(Web page and app entries)
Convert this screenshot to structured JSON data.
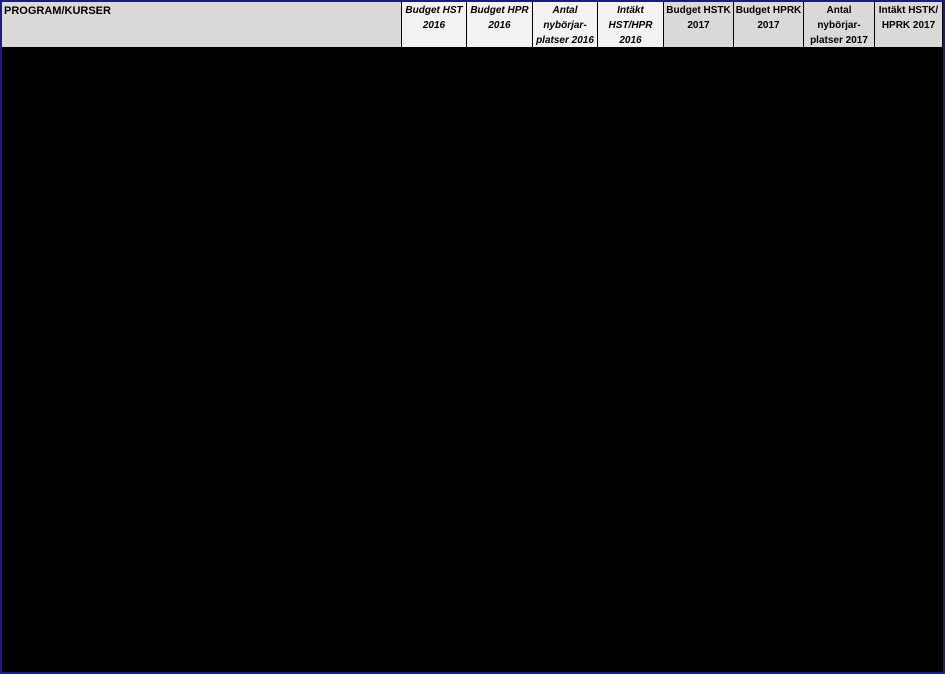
{
  "table": {
    "headers": [
      "PROGRAM/KURSER",
      "Budget HST\n2016",
      "Budget HPR\n2016",
      "Antal\nnybörjar-\nplatser 2016",
      "Intäkt\nHST/HPR\n2016",
      "Budget HSTK\n2017",
      "Budget HPRK\n2017",
      "Antal\nnybörjar-\nplatser 2017",
      "Intäkt HSTK/\nHPRK 2017"
    ]
  },
  "colors": {
    "border": "#1a1a8c",
    "header_bg_main": "#d9d9d9",
    "header_bg_2016": "#f2f2f2",
    "header_bg_2017": "#d9d9d9",
    "body_bg": "#000000"
  }
}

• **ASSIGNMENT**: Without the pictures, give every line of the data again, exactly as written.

• **RESPONSE TO THIS EXERCISE**:
Convert this screenshot to structured JSON data.
{
  "table": {
    "headers": [
      "PROGRAM/KURSER",
      "Budget HST\n2016",
      "Budget HPR\n2016",
      "Antal\nnybörjar-\nplatser 2016",
      "Intäkt\nHST/HPR\n2016",
      "Budget HSTK\n2017",
      "Budget HPRK\n2017",
      "Antal\nnybörjar-\nplatser 2017",
      "Intäkt HSTK/\nHPRK 2017"
    ]
  },
  "colors": {
    "border": "#1a1a8c",
    "header_bg_main": "#d9d9d9",
    "header_bg_2016": "#f2f2f2",
    "header_bg_2017": "#d9d9d9",
    "body_bg": "#000000"
  }
}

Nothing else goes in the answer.